RPI’s Institute Archives and Special Collections department has a lot of cool things that you might not expect to find among our rare books, manuscripts, and Institute records. We also have a variety of artifacts, some of which are well over a century old. Our most recent acquisition in this category is a sterling silver spoon dating from the 1890s.
Posted by T. A. Gobert on November 27, 2017
Not long ago I happened upon something of great interest to me as an RPI archivist – a photograph album documenting Rensselaer and its vicinity in the early twentieth century. This is the story of how we acquired not one but seven photo albums compiled by Mr. Louis Blackmer Puffer, RPI Class of 1909.
Posted by Amy the Archivist on December 16, 2010
Visitors to the Archives often remark that we have a lot of cool stuff. I agree! There are periods of time, however, when I have to deal with more mundane tasks and the 'cool stuff' is very much in my periphery. I was having a rather blaisé day this week selecting photographs of individuals to scan and add to our image database. The last folder in the
Posted by John Dojka on July 28, 2009
The cane, a fashion accessory popular in the nineteenth and early twentieth centuries, was also a college status symbol. Canes or walking sticks were once commonly "worn" by men during this time period. At many colleges, freshmen had to earn the right to carry a cane on campus. Cane rushes or cane contests involved a game of sport or wit between the freshmen and sophomores to win this right. If the RPI freshmen lost, they could not carry canes until Washington's birthday. Check out this web page to learn more about the contest at RPI:
Posted by John Dojka on June 25, 2009

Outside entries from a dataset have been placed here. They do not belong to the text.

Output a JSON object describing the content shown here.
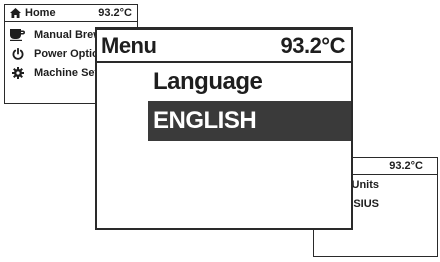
{
  "home_screen": {
    "title": "Home",
    "title_icon": "house-icon",
    "temperature": "93.2°C",
    "items": [
      {
        "label": "Manual Brew",
        "icon": "coffee-cup-icon"
      },
      {
        "label": "Power Options",
        "icon": "power-icon"
      },
      {
        "label": "Machine Settings",
        "icon": "gear-icon"
      }
    ]
  },
  "menu_screen": {
    "title": "Menu",
    "temperature": "93.2°C",
    "setting_label": "Language",
    "selected_option": "ENGLISH",
    "highlight_color": "#3a3a3a"
  },
  "temp_units_screen": {
    "temperature": "93.2°C",
    "setting_label": "Temp Units",
    "selected_option": "CELSIUS"
  }
}
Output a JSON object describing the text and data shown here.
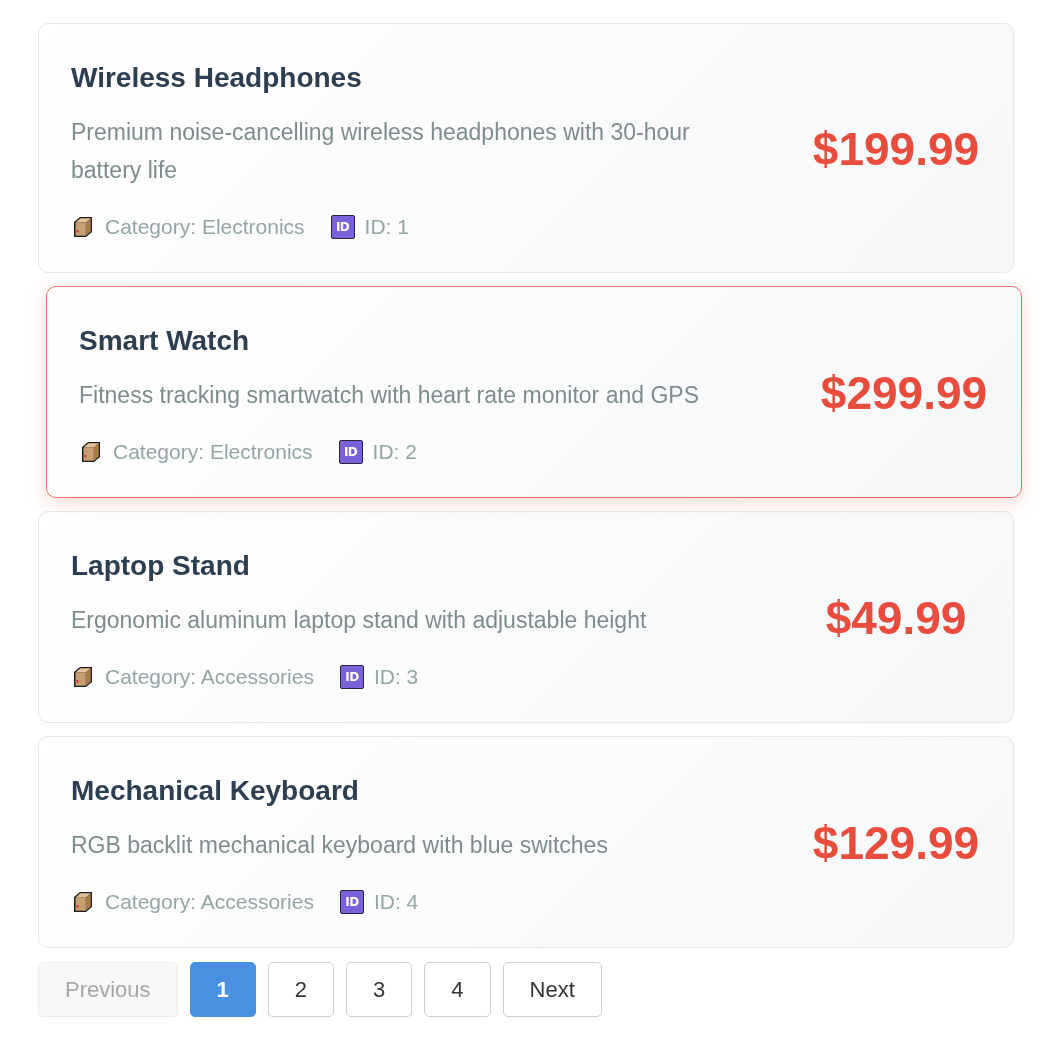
{
  "products": [
    {
      "name": "Wireless Headphones",
      "description": "Premium noise-cancelling wireless headphones with 30-hour battery life",
      "price": "$199.99",
      "highlighted": false,
      "meta": [
        {
          "kind": "category",
          "text": "Category: Electronics"
        },
        {
          "kind": "id",
          "badge": "ID",
          "text": "ID: 1"
        }
      ]
    },
    {
      "name": "Smart Watch",
      "description": "Fitness tracking smartwatch with heart rate monitor and GPS",
      "price": "$299.99",
      "highlighted": true,
      "meta": [
        {
          "kind": "category",
          "text": "Category: Electronics"
        },
        {
          "kind": "id",
          "badge": "ID",
          "text": "ID: 2"
        }
      ]
    },
    {
      "name": "Laptop Stand",
      "description": "Ergonomic aluminum laptop stand with adjustable height",
      "price": "$49.99",
      "highlighted": false,
      "meta": [
        {
          "kind": "category",
          "text": "Category: Accessories"
        },
        {
          "kind": "id",
          "badge": "ID",
          "text": "ID: 3"
        }
      ]
    },
    {
      "name": "Mechanical Keyboard",
      "description": "RGB backlit mechanical keyboard with blue switches",
      "price": "$129.99",
      "highlighted": false,
      "meta": [
        {
          "kind": "category",
          "text": "Category: Accessories"
        },
        {
          "kind": "id",
          "badge": "ID",
          "text": "ID: 4"
        }
      ]
    }
  ],
  "pagination": {
    "previous": {
      "label": "Previous",
      "disabled": true
    },
    "pages": [
      {
        "label": "1",
        "selected": true
      },
      {
        "label": "2",
        "selected": false
      },
      {
        "label": "3",
        "selected": false
      },
      {
        "label": "4",
        "selected": false
      }
    ],
    "next": {
      "label": "Next",
      "disabled": false
    }
  }
}
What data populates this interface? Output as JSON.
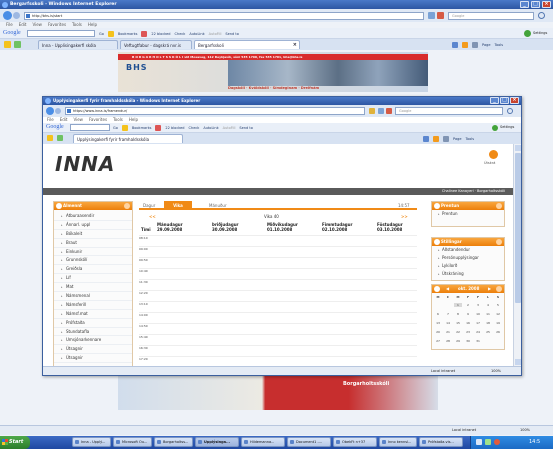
{
  "outer": {
    "title": "Bergarfsskoli - Windows Internet Explorer",
    "address": "http://bhs.is/start",
    "search_placeholder": "Google",
    "menu": [
      "File",
      "Edit",
      "View",
      "Favorites",
      "Tools",
      "Help"
    ],
    "google_label": "Google",
    "toolbar": [
      "Go",
      "Bookmarks",
      "22 blocked",
      "Check",
      "AutoLink",
      "AutoFill",
      "Send to"
    ],
    "settings": "Settings",
    "tabs": [
      "Inna - Upplisingakerfi skóla",
      "Veftugtfabur - dagskrá nvr.is",
      "Bergarfsskoli"
    ],
    "right_tools": [
      "Page",
      "Tools"
    ],
    "banner_line": "B O R G A R H O L T S S K Ó L I   við Mosaveg, 112 Reykjavík, sími 535 1700, fax 535 1701, bhs@bhs.is",
    "banner_sub": "Dagskóli · Kvöldskóli · Símdeginam · Dreifnám",
    "banner_logo": "BHS",
    "status_zone": "Local intranet",
    "zoom": "100%",
    "bottom_brand": "Borgarholtsskóli"
  },
  "inner": {
    "title": "Upplýsingakerfi fyrir framhaldsskóla - Windows Internet Explorer",
    "address": "https://www.inna.is/framendur/",
    "search_placeholder": "Google",
    "menu": [
      "File",
      "Edit",
      "View",
      "Favorites",
      "Tools",
      "Help"
    ],
    "google_label": "Google",
    "toolbar": [
      "Go",
      "Bookmarks",
      "22 blocked",
      "Check",
      "AutoLink",
      "AutoFill",
      "Send to"
    ],
    "settings": "Settings",
    "tab": "Upplýsingakerfi fyrir framhaldsskóla",
    "right_tools": [
      "Page",
      "Tools"
    ],
    "logo": "INNA",
    "help_label": "Útskrá",
    "user_line": "Chalinee Kanayeri  ·  Borgarholtsskóli",
    "status_zone": "Local intranet",
    "zoom": "100%"
  },
  "left_panel": {
    "header": "Almennt",
    "items": [
      "Atburaasendir",
      "Ánnarl. uppl",
      "Bókaleit",
      "Braut",
      "Einkunir",
      "Grunnskólí",
      "Greiðsla",
      "Líf",
      "Mat",
      "Námsmenal",
      "Námsferill",
      "Námsf.mat",
      "Prófstaða",
      "Stundataflа",
      "Umsjónarkennare",
      "Útsagnir",
      "Útsagnir"
    ]
  },
  "calendar_tabs": [
    "Dagur",
    "Vika",
    "Mánuður"
  ],
  "calendar": {
    "active_tab": "Vika",
    "time": "14:57",
    "prev": "<<",
    "next": ">>",
    "week_label": "Vika  40",
    "time_col_label": "Tími",
    "days": [
      {
        "name": "Mánudagur",
        "date": "29.09.2008"
      },
      {
        "name": "Þriðjudagur",
        "date": "30.09.2008"
      },
      {
        "name": "Miðvikudagur",
        "date": "01.10.2008"
      },
      {
        "name": "Fimmtudagur",
        "date": "02.10.2008"
      },
      {
        "name": "Föstudagur",
        "date": "03.10.2008"
      }
    ],
    "times": [
      "08:10",
      "09:00",
      "09:50",
      "10:40",
      "11:30",
      "12:20",
      "13:10",
      "14:00",
      "14:50",
      "15:40",
      "16:30",
      "17:20"
    ]
  },
  "right_panels": {
    "printer_header": "Prentun",
    "printer_items": [
      "Prentun"
    ],
    "settings_header": "Stillingar",
    "settings_items": [
      "Aðstandendur",
      "Persónupplýsingar",
      "Lykilorð",
      "Útskráning"
    ],
    "cal_month": "okt. 2008",
    "cal_weekdays": [
      "M",
      "Þ",
      "M",
      "F",
      "F",
      "L",
      "S"
    ],
    "cal_days": [
      "",
      "",
      "1",
      "2",
      "3",
      "4",
      "5",
      "6",
      "7",
      "8",
      "9",
      "10",
      "11",
      "12",
      "13",
      "14",
      "15",
      "16",
      "17",
      "18",
      "19",
      "20",
      "21",
      "22",
      "23",
      "24",
      "25",
      "26",
      "27",
      "28",
      "29",
      "30",
      "31",
      "",
      ""
    ]
  },
  "taskbar": {
    "start": "Start",
    "buttons": [
      "Inna - Upplý...",
      "Microsoft Ou...",
      "Borgarholtss...",
      "Upplýsinga...",
      "Hildemanna...",
      "Document1 -...",
      "ObekFt n+37",
      "Inno kennsl...",
      "Prófstaða.vis..."
    ],
    "active_index": 3,
    "clock": "14:5"
  },
  "colors": {
    "accent": "#f08a16",
    "titlebar": "#2d56a3",
    "outer_bg": "#eef2f8"
  }
}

Yes, that's right -- mandolins were all the rage from about 1894 to 1924. Mandolin clubs popped up at high schools, colleges and cities all over the country. The club at RPI evolved out of the Banjo and Guitar Club in 1892 -- it was called the Banjo, Guitar and Mandolin Club.